● Supplied records:
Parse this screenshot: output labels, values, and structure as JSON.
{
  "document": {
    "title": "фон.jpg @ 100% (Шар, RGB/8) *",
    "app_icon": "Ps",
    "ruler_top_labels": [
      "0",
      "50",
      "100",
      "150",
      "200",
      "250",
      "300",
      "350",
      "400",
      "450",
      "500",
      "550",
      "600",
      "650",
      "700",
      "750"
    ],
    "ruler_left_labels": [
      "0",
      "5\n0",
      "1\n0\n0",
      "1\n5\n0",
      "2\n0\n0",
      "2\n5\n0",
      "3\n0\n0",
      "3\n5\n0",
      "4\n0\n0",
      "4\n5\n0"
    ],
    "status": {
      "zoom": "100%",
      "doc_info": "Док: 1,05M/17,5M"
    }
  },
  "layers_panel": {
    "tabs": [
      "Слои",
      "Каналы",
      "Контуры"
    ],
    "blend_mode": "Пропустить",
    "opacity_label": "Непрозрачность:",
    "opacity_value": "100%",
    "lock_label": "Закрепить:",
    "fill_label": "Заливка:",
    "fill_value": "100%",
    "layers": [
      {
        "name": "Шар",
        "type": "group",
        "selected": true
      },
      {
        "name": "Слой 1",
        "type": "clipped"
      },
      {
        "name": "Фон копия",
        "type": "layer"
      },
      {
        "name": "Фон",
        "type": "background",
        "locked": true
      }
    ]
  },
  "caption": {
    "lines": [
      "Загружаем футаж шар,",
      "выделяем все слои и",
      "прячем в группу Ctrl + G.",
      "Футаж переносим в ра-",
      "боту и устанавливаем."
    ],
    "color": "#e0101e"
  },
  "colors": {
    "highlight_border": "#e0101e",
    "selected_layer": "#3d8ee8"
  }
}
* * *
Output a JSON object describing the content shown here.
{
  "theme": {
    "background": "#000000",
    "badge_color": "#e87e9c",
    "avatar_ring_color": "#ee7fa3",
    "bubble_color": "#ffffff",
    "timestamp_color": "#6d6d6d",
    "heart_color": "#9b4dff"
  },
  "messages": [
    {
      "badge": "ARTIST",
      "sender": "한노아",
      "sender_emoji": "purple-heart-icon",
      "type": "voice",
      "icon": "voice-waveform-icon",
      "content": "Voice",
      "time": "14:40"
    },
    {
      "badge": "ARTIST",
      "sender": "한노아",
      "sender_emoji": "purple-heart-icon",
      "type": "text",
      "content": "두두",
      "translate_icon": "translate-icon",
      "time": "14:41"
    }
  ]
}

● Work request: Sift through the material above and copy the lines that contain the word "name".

● Response area:
        "name": "Шар",
        "name": "Слой 1",
        "name": "Фон копия",
        "name": "Фон",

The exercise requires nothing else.